Tremendous advances taking place in information science and technology; to survive societies and peoples have to change education systems to take advantage of these IT advances; need for telecafes to popularize and make IT advances accessible to the masses in town and villages; universities have to network to facilitate informatization.
1.9 Extra Paper Prof. Kiguwa (Ugandan but in South Africa at University of Venda)
Attempt at a comprehensive definition of African Renaissance; traced back to writings of Senghor and Nkrumah, etc.
Education key to human socialization for a future of our dreams; need for universities to reach out to primary and secondary schools; need for establishment of cultural centres especially in villages; cultural centres be provided with computers to link them to universities and global information networks.
1.11 Paper 8 Prof. Dossou-Yovo (Benin)
African politics need to be more democratic; values of tolerance, transparency and respect of constitutionality need to be nurtured; examination of the political history of Benin offers positive lessons especially regarding the positive example shown by Mr. Kerekou.
Africa needs to organize itself adequately to meet the challenges posed by advances in information technology; our libraries and universities need to pioneer work in popularizing knowledge through exploitation of IT.
Notion of an African Renaissance a running thread in the speeches of South African Vice President Mbeki; African post-independence leaders in 1960s and 1970s also proclaimed similar philosophies like humanism, ujamau, African socialism, etc.; need to be critical least these are pronounced as mere platitudes even if useful as mobilizing slogans.
The philosophy of the African Renaissance a ANC political mobilization platform; difficulties relating the slogan with pragmatic macro-economic programmes such as GEAR and RDP which seem to be inspired more by IMF-World Bank neo-liberal globalization paradigms.
African Renaissance thinking finds echo in some policies pursued by Iddi Amin in Uganda in spite of the human rights abuses which characterized this regime; Africans desire restoration of their pre-colonial glory and true independence, especially Ugandans in Ruwanda; current leadership by Yoweri Museveni seeking to promote African Renaissance through constitutional reforms and privatization policies. Africans have to have a sense of self-respect and self-worth.
In the promotion of the African Renaissace care has to be taken not promote all traditional cultural values; need for some cultural practices being abandoned and allowing women more freedom than they enjoy at the moment; this is so especially in the light of the role some cultural practices seem to play in increasing the incidence of HIV/AIDS in Africa.
1.17 paper 14 Prof. Adjangba (Togo)
Overall Africa has not faired well in the promotion of democratic practices; need for promotion better political succession and accountability systems political values have to change in favor of transparency , tolerance, inclusiveness and accountability.

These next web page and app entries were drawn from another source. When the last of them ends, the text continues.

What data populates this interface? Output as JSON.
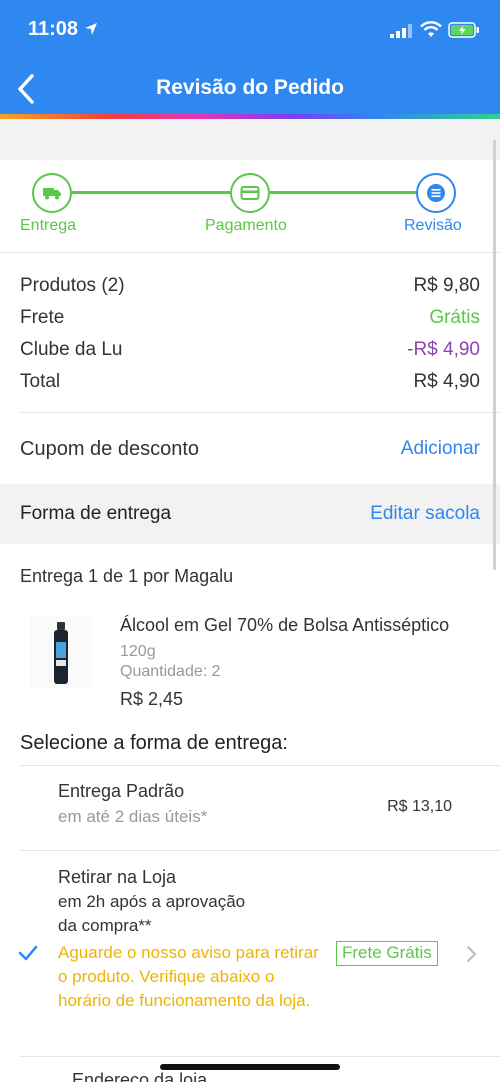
{
  "status_bar": {
    "time": "11:08"
  },
  "nav": {
    "title": "Revisão do Pedido",
    "back_icon": "chevron-left-icon"
  },
  "stepper": {
    "steps": [
      {
        "label": "Entrega",
        "icon": "truck-icon"
      },
      {
        "label": "Pagamento",
        "icon": "card-icon"
      },
      {
        "label": "Revisão",
        "icon": "list-icon"
      }
    ],
    "completed_color": "#5cc64b",
    "active_color": "#2f87f0"
  },
  "summary": {
    "rows": [
      {
        "label": "Produtos (2)",
        "value": "R$ 9,80"
      },
      {
        "label": "Frete",
        "value": "Grátis"
      },
      {
        "label": "Clube da Lu",
        "value": "-R$ 4,90"
      },
      {
        "label": "Total",
        "value": "R$ 4,90"
      }
    ]
  },
  "coupon": {
    "label": "Cupom de desconto",
    "action": "Adicionar"
  },
  "delivery_section": {
    "title": "Forma de entrega",
    "action": "Editar sacola"
  },
  "shipment": {
    "header_bold": "Entrega 1 de 1",
    "header_rest": " por Magalu",
    "product": {
      "name": "Álcool em Gel 70% de Bolsa Antisséptico",
      "size": "120g",
      "quantity": "Quantidade: 2",
      "price": "R$ 2,45"
    }
  },
  "delivery_options": {
    "title": "Selecione a forma de entrega:",
    "options": [
      {
        "title": "Entrega Padrão",
        "subtitle": "em até 2 dias úteis*",
        "price": "R$ 13,10"
      },
      {
        "title": "Retirar na Loja",
        "subtitle_line1": "em 2h após a aprovação",
        "subtitle_line2": "da compra**",
        "notice": "Aguarde o nosso aviso para retirar o produto. Verifique abaixo o horário de funcionamento da loja.",
        "badge": "Frete Grátis",
        "selected": true
      }
    ],
    "next_partial": "Endereço da loja"
  },
  "colors": {
    "primary": "#2f87f0",
    "green": "#5cc64b",
    "purple": "#8e44ad",
    "yellow_notice": "#f0b400"
  }
}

African Renaissance is possible with improvement in food security situation in Africa; need to learn from other peoples such as UK and USA; need for greater expenditure on agricultural research and establishment of research networks; also need to refuse to take advice from IMF and World Bank which is not favorable such as abolishing subsidies and importing food items instead of growing them ourselves.
There was broad agreement on the following points:
At the end of the conference participants unanimously agreed to the following resolutions and three practical proposals.
3.1 Johannesburg Resolutions
consultation with the participants, a report for WUF, preferable within the next three
Prepared by Profs. Nxumalo, Alonso, and Lwaitama and adopted by all participants.
Johannesburg, 16th January 1999